What you should do →
Repeat what the lines below say, word for word, and skip every image.
(Beginning of Extracted entries)
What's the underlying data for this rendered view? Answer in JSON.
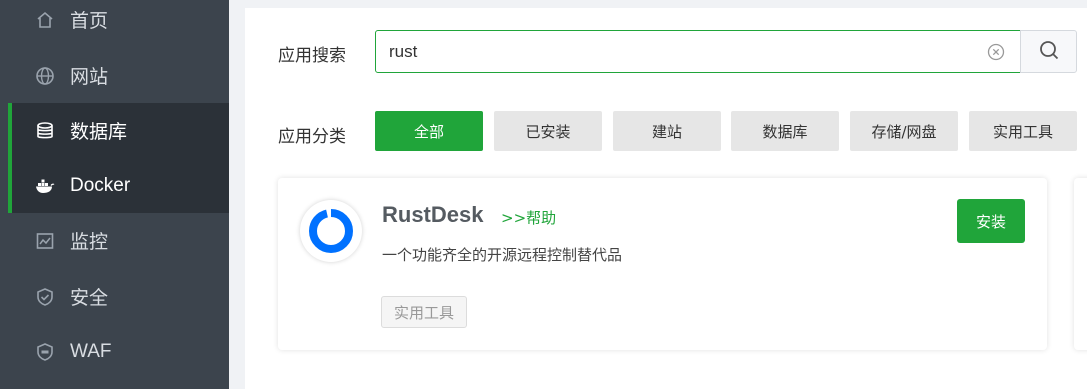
{
  "sidebar": {
    "items": [
      {
        "label": "首页",
        "icon": "home-icon",
        "active": false
      },
      {
        "label": "网站",
        "icon": "globe-icon",
        "active": false
      },
      {
        "label": "数据库",
        "icon": "database-icon",
        "active": true
      },
      {
        "label": "Docker",
        "icon": "docker-icon",
        "active": true
      },
      {
        "label": "监控",
        "icon": "monitor-icon",
        "active": false
      },
      {
        "label": "安全",
        "icon": "shield-icon",
        "active": false
      },
      {
        "label": "WAF",
        "icon": "waf-shield-icon",
        "active": false
      }
    ]
  },
  "search": {
    "label": "应用搜索",
    "value": "rust",
    "clear_icon": "clear-circle-icon",
    "search_icon": "search-icon"
  },
  "categories": {
    "label": "应用分类",
    "items": [
      {
        "label": "全部",
        "active": true
      },
      {
        "label": "已安装",
        "active": false
      },
      {
        "label": "建站",
        "active": false
      },
      {
        "label": "数据库",
        "active": false
      },
      {
        "label": "存储/网盘",
        "active": false
      },
      {
        "label": "实用工具",
        "active": false
      }
    ]
  },
  "app": {
    "name": "RustDesk",
    "help": ">>帮助",
    "description": "一个功能齐全的开源远程控制替代品",
    "tag": "实用工具",
    "install_label": "安装",
    "logo_icon": "rustdesk-logo-icon"
  },
  "colors": {
    "accent": "#20a53a",
    "sidebar_bg": "#3c444d",
    "sidebar_active_bg": "#2b3138",
    "logo_blue": "#0071ff"
  }
}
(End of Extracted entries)
Solution to this task →
What's the underlying data for this rendered view? Answer in JSON.
{
  "sidebar": {
    "items": [
      {
        "label": "首页",
        "icon": "home-icon",
        "active": false
      },
      {
        "label": "网站",
        "icon": "globe-icon",
        "active": false
      },
      {
        "label": "数据库",
        "icon": "database-icon",
        "active": true
      },
      {
        "label": "Docker",
        "icon": "docker-icon",
        "active": true
      },
      {
        "label": "监控",
        "icon": "monitor-icon",
        "active": false
      },
      {
        "label": "安全",
        "icon": "shield-icon",
        "active": false
      },
      {
        "label": "WAF",
        "icon": "waf-shield-icon",
        "active": false
      }
    ]
  },
  "search": {
    "label": "应用搜索",
    "value": "rust",
    "clear_icon": "clear-circle-icon",
    "search_icon": "search-icon"
  },
  "categories": {
    "label": "应用分类",
    "items": [
      {
        "label": "全部",
        "active": true
      },
      {
        "label": "已安装",
        "active": false
      },
      {
        "label": "建站",
        "active": false
      },
      {
        "label": "数据库",
        "active": false
      },
      {
        "label": "存储/网盘",
        "active": false
      },
      {
        "label": "实用工具",
        "active": false
      }
    ]
  },
  "app": {
    "name": "RustDesk",
    "help": ">>帮助",
    "description": "一个功能齐全的开源远程控制替代品",
    "tag": "实用工具",
    "install_label": "安装",
    "logo_icon": "rustdesk-logo-icon"
  },
  "colors": {
    "accent": "#20a53a",
    "sidebar_bg": "#3c444d",
    "sidebar_active_bg": "#2b3138",
    "logo_blue": "#0071ff"
  }
}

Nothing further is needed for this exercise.